FLAD’s podcast is back for its second season. The Atlantic Talks kick off this Monday, now in a biweekly format, with the distinguished guest: Mário Centeno, Governor of Banco de Portugal and former Minister of Finance and President of the Eurogroup.

Following the success of the first season of our podcast, FLAD decided to move forward with the second season of the Atlantic Talks. And we start in the best way, having as first guest Mário Centeno. The Governor of Banco de Portugal, which became known to the Portuguese as the Minister of Finance in the last two socialist governments, spoke with Filipe Santos Costa about his experience in Harvard, the differences between the US and Europe, and even the way he sees the future of European policy.

In 1995 he left for Cambridge, to complete his education in what is considered the best university for economics in the world, Harvard. It was there, where several Nobel Prizes in economics passed through, that he completed his Doctorate, with a thesis in labor economics. Since then, and after a long career at Banco de Portugal, he was the longest-running Minister of Finance in the history of Portuguese democracy, and he was also the first Portuguese to take the leadership of the Eurogroup, until he returned to Banco de Portugal, now as Governor.

In a conversation with Filipe Santos Costa, Mário Centeno recalled his experience in Cambridge, demonstrated his knowledge of the Portuguese diaspora on the East Coast of the US, and how Portuguese radio accompanied him on his travels.

“You can go from Boston to New York always listening to Portuguese radio, it was an experience I did. There is an area in Connecticut where you have to be lucky, but other than that we were able to do it, and, therefore, we also did these experiences of going through the United States with a permanent connection to Portugal.” – Mário Centeno.

About his university experience, Mário Centeno says that the difference, as a student, was that in Harvard all the conditions for the student to devote himself 100% to his studies are provided. “There is no excuse we may want to have not to do what a student is supposed to do. All resources are available all the time, 24 hours a day, there are no closed doors, there are no teachers who say they don’t have time now.”

But the differences with the academy go further. Having studied at a university where many people left for top positions in the US administration, the Governor of Banco de Portugal explains that there is a more open culture of public service on the part of academia and a greater openness on the political side to accept scholars, and even recalls a particular case to illustrate this distancing that exists in Portugal.

“When I left the academy – and in part Banco de Portugal but in my studies – and my job was to write papers and books, there was a temptation on the political side to confront me with the results that I had obtained in my research and what was the political practice that I was following. I remember having to answer in the Portuguese Parliament that it would be a disaster if the abstracts of my papers were passed on to the law. That doesn’t make any sense. (…) There is no effective understanding of what contribution the academy can make to normal political life, we are now faced with similar examples in the pandemic we are living in, unfortunately. There is no custom of this and there is little permeability. [It is a] very complex [relationship], on one side and on the other, full of apprehension and difficulties. Contrary to what happens in the United States.” – Mário Centeno.
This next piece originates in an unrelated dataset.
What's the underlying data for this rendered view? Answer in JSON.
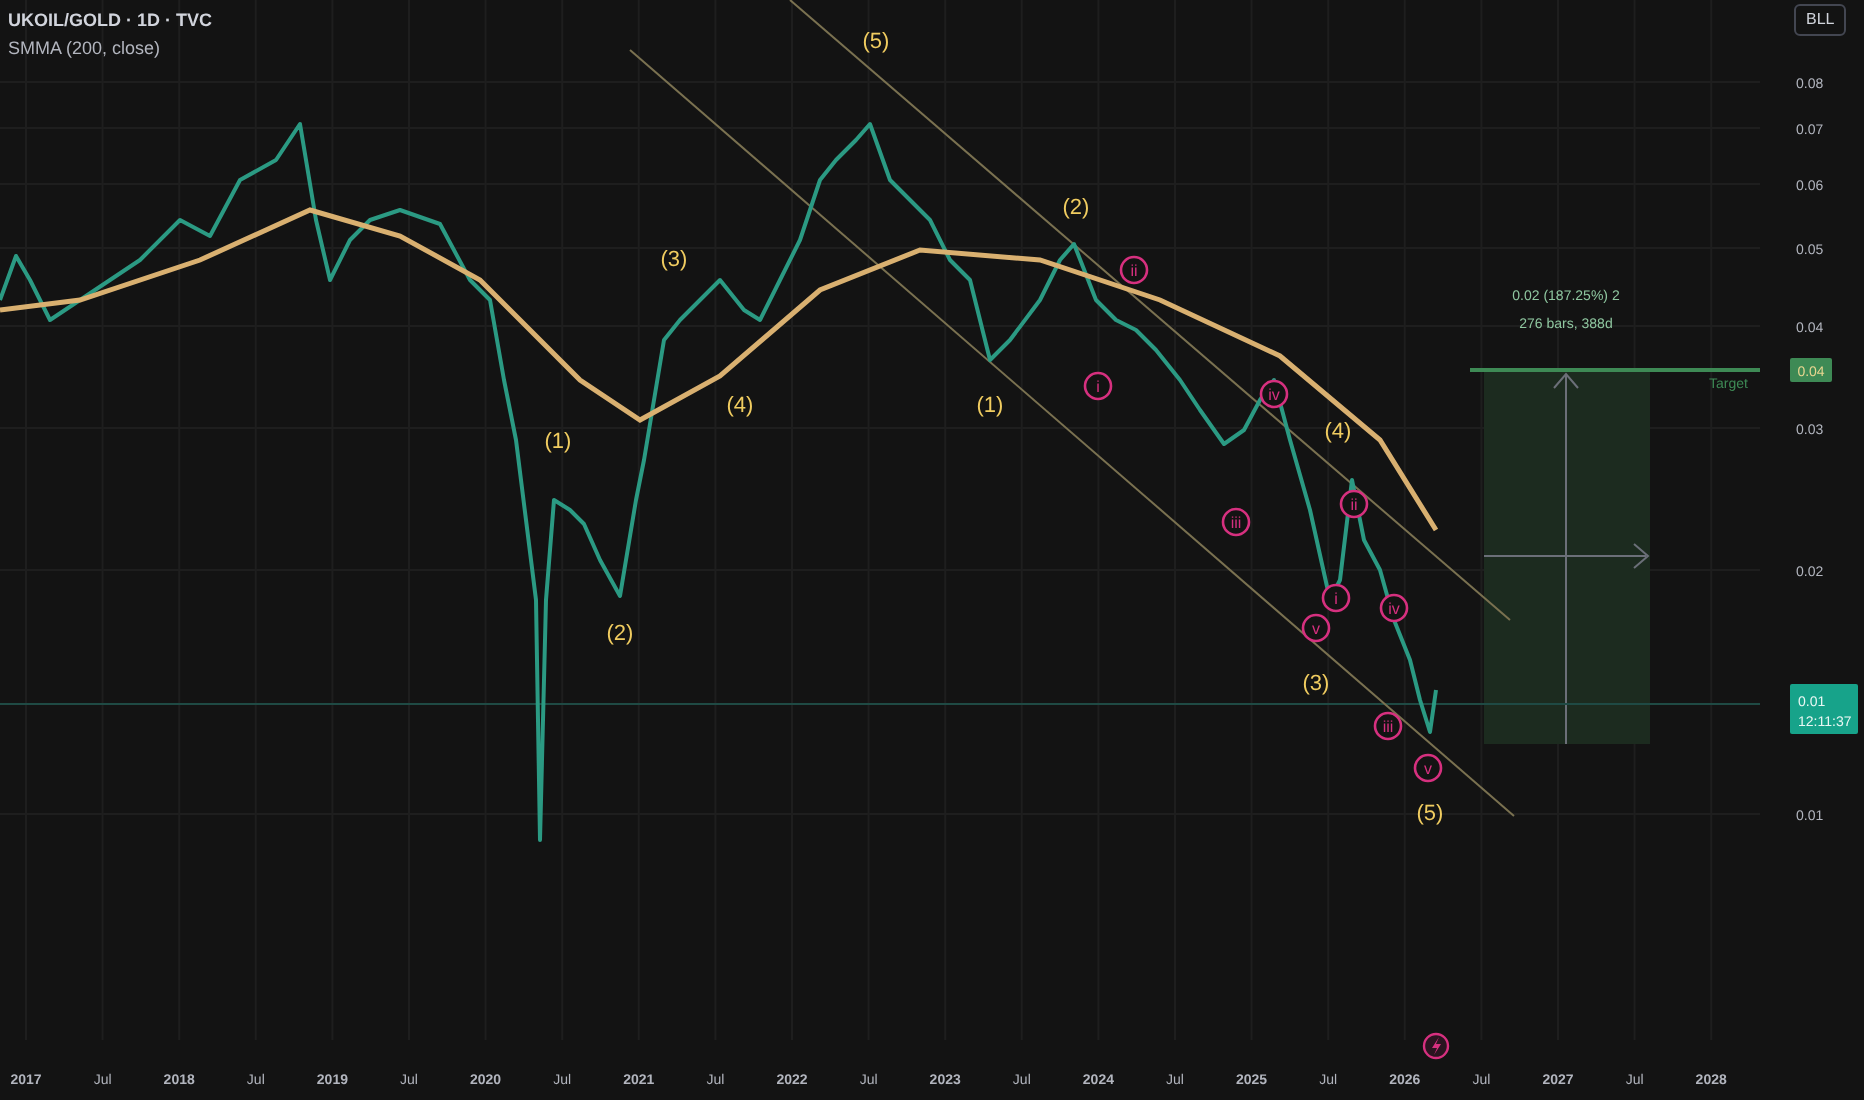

At a time when there are many issues regarding the economic recovery needed in the post-pandemic scenario, the Governor of Banco de Portugal also stressed that, in his view, discussions involving comparisons or attempts to copy certain parts of other countries that will have faster or better results are misleading and should be discouraged.

“It is not possible to transplant a small piece of Denmark and put it in Portugal. The institutional set of norms is completely different, and equally, I think, and that is why it is for good and for bad, effective. We have to get better. They, in Denmark, too, and in the United States the same thing. This war of models that often in a Manichean way is taken in the discussion is very misleading.” – Mário Centeno.

Every 15 days we will have a new episode, with new interviews, new perspectives, interesting and important conversations on the fundamental topics of society, always with a connection to the United States.

You can listen to the new episode of Atlantic Talks where you usually listen to your podcasts. You can also find this episode in the links below.